GOAL OF THE EXERCISE
Word for word, print out all of the data, omitting every image.
....................
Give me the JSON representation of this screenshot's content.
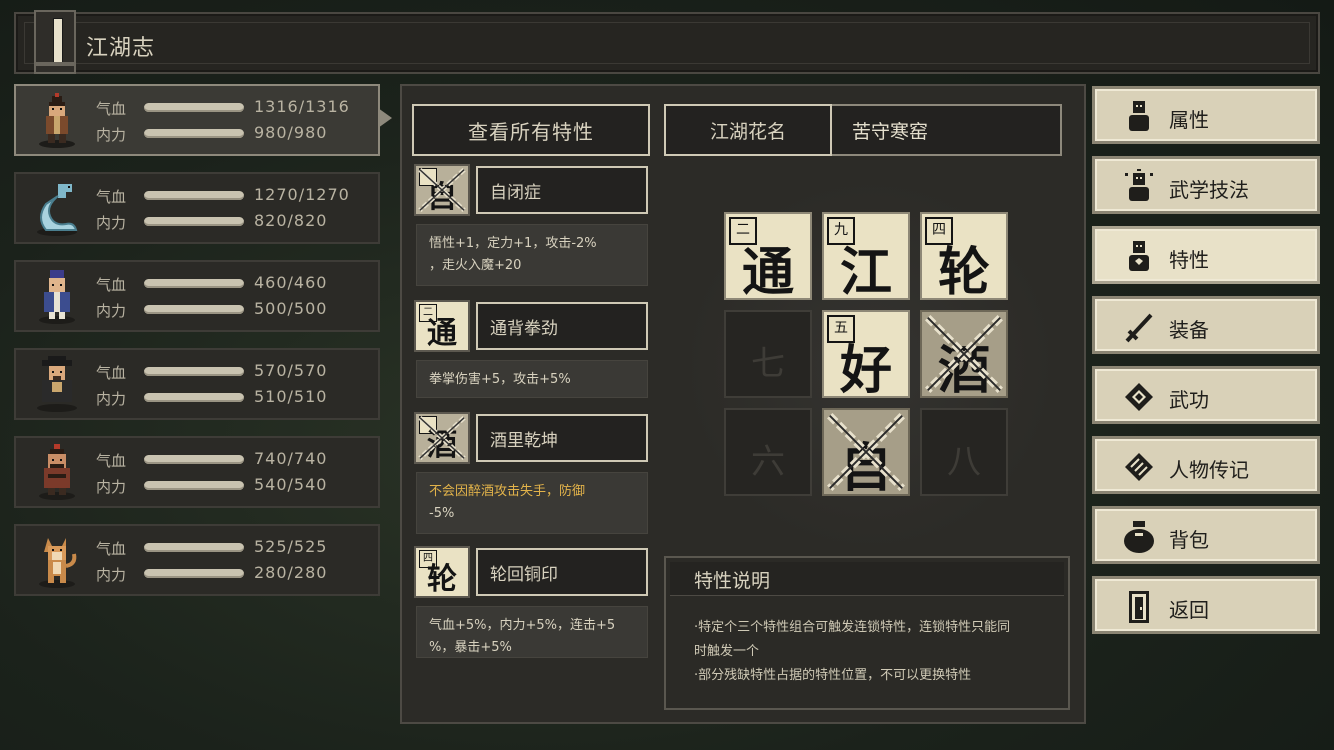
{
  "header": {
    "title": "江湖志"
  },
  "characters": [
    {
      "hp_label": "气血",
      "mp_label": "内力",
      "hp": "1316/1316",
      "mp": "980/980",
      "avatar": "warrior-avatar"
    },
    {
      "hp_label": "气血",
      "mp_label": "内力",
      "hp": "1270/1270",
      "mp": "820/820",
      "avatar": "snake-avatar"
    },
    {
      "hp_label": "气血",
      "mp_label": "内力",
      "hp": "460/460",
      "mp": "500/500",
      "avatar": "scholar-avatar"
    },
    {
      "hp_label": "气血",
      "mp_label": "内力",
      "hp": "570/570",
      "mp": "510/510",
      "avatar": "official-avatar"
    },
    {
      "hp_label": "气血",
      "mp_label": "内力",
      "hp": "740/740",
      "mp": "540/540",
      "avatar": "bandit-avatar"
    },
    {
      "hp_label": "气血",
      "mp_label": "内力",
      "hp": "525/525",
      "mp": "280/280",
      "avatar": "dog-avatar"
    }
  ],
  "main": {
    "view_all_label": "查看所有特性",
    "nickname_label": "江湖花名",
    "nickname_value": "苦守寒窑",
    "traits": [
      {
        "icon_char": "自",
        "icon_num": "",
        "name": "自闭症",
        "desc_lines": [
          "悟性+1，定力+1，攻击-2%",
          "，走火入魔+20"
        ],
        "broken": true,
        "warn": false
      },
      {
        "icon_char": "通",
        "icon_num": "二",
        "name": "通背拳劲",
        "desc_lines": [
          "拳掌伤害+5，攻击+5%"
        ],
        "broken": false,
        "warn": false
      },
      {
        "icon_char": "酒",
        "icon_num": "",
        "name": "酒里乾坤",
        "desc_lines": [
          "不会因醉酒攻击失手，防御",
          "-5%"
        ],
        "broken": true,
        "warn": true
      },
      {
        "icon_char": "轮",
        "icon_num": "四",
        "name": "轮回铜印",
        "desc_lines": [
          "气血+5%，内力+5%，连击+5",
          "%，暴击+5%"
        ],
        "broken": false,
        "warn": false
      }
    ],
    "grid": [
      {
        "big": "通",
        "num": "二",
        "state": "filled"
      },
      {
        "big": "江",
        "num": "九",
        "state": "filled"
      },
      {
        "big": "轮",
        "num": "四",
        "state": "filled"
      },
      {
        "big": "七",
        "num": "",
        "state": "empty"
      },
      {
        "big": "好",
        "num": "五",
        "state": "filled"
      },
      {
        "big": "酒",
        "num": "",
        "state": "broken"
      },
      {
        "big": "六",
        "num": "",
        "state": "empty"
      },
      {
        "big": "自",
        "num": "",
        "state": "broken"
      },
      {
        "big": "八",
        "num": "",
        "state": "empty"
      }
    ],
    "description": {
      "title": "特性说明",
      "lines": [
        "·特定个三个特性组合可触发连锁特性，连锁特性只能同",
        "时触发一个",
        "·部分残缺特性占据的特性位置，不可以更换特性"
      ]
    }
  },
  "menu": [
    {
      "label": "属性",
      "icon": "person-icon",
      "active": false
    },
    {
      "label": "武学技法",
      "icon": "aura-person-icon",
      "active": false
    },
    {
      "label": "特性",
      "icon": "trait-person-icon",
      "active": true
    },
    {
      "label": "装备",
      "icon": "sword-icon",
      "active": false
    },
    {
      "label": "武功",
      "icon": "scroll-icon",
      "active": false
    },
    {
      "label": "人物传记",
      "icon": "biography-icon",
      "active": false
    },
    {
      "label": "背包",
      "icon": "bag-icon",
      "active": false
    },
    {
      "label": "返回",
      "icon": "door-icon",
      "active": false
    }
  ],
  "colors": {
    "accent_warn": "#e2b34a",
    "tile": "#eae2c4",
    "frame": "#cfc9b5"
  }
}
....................
OUTPUT FOR THIS TASK
Give me the JSON representation of this screenshot's content.
{
  "header": {
    "title": "江湖志"
  },
  "characters": [
    {
      "hp_label": "气血",
      "mp_label": "内力",
      "hp": "1316/1316",
      "mp": "980/980",
      "avatar": "warrior-avatar"
    },
    {
      "hp_label": "气血",
      "mp_label": "内力",
      "hp": "1270/1270",
      "mp": "820/820",
      "avatar": "snake-avatar"
    },
    {
      "hp_label": "气血",
      "mp_label": "内力",
      "hp": "460/460",
      "mp": "500/500",
      "avatar": "scholar-avatar"
    },
    {
      "hp_label": "气血",
      "mp_label": "内力",
      "hp": "570/570",
      "mp": "510/510",
      "avatar": "official-avatar"
    },
    {
      "hp_label": "气血",
      "mp_label": "内力",
      "hp": "740/740",
      "mp": "540/540",
      "avatar": "bandit-avatar"
    },
    {
      "hp_label": "气血",
      "mp_label": "内力",
      "hp": "525/525",
      "mp": "280/280",
      "avatar": "dog-avatar"
    }
  ],
  "main": {
    "view_all_label": "查看所有特性",
    "nickname_label": "江湖花名",
    "nickname_value": "苦守寒窑",
    "traits": [
      {
        "icon_char": "自",
        "icon_num": "",
        "name": "自闭症",
        "desc_lines": [
          "悟性+1，定力+1，攻击-2%",
          "，走火入魔+20"
        ],
        "broken": true,
        "warn": false
      },
      {
        "icon_char": "通",
        "icon_num": "二",
        "name": "通背拳劲",
        "desc_lines": [
          "拳掌伤害+5，攻击+5%"
        ],
        "broken": false,
        "warn": false
      },
      {
        "icon_char": "酒",
        "icon_num": "",
        "name": "酒里乾坤",
        "desc_lines": [
          "不会因醉酒攻击失手，防御",
          "-5%"
        ],
        "broken": true,
        "warn": true
      },
      {
        "icon_char": "轮",
        "icon_num": "四",
        "name": "轮回铜印",
        "desc_lines": [
          "气血+5%，内力+5%，连击+5",
          "%，暴击+5%"
        ],
        "broken": false,
        "warn": false
      }
    ],
    "grid": [
      {
        "big": "通",
        "num": "二",
        "state": "filled"
      },
      {
        "big": "江",
        "num": "九",
        "state": "filled"
      },
      {
        "big": "轮",
        "num": "四",
        "state": "filled"
      },
      {
        "big": "七",
        "num": "",
        "state": "empty"
      },
      {
        "big": "好",
        "num": "五",
        "state": "filled"
      },
      {
        "big": "酒",
        "num": "",
        "state": "broken"
      },
      {
        "big": "六",
        "num": "",
        "state": "empty"
      },
      {
        "big": "自",
        "num": "",
        "state": "broken"
      },
      {
        "big": "八",
        "num": "",
        "state": "empty"
      }
    ],
    "description": {
      "title": "特性说明",
      "lines": [
        "·特定个三个特性组合可触发连锁特性，连锁特性只能同",
        "时触发一个",
        "·部分残缺特性占据的特性位置，不可以更换特性"
      ]
    }
  },
  "menu": [
    {
      "label": "属性",
      "icon": "person-icon",
      "active": false
    },
    {
      "label": "武学技法",
      "icon": "aura-person-icon",
      "active": false
    },
    {
      "label": "特性",
      "icon": "trait-person-icon",
      "active": true
    },
    {
      "label": "装备",
      "icon": "sword-icon",
      "active": false
    },
    {
      "label": "武功",
      "icon": "scroll-icon",
      "active": false
    },
    {
      "label": "人物传记",
      "icon": "biography-icon",
      "active": false
    },
    {
      "label": "背包",
      "icon": "bag-icon",
      "active": false
    },
    {
      "label": "返回",
      "icon": "door-icon",
      "active": false
    }
  ],
  "colors": {
    "accent_warn": "#e2b34a",
    "tile": "#eae2c4",
    "frame": "#cfc9b5"
  }
}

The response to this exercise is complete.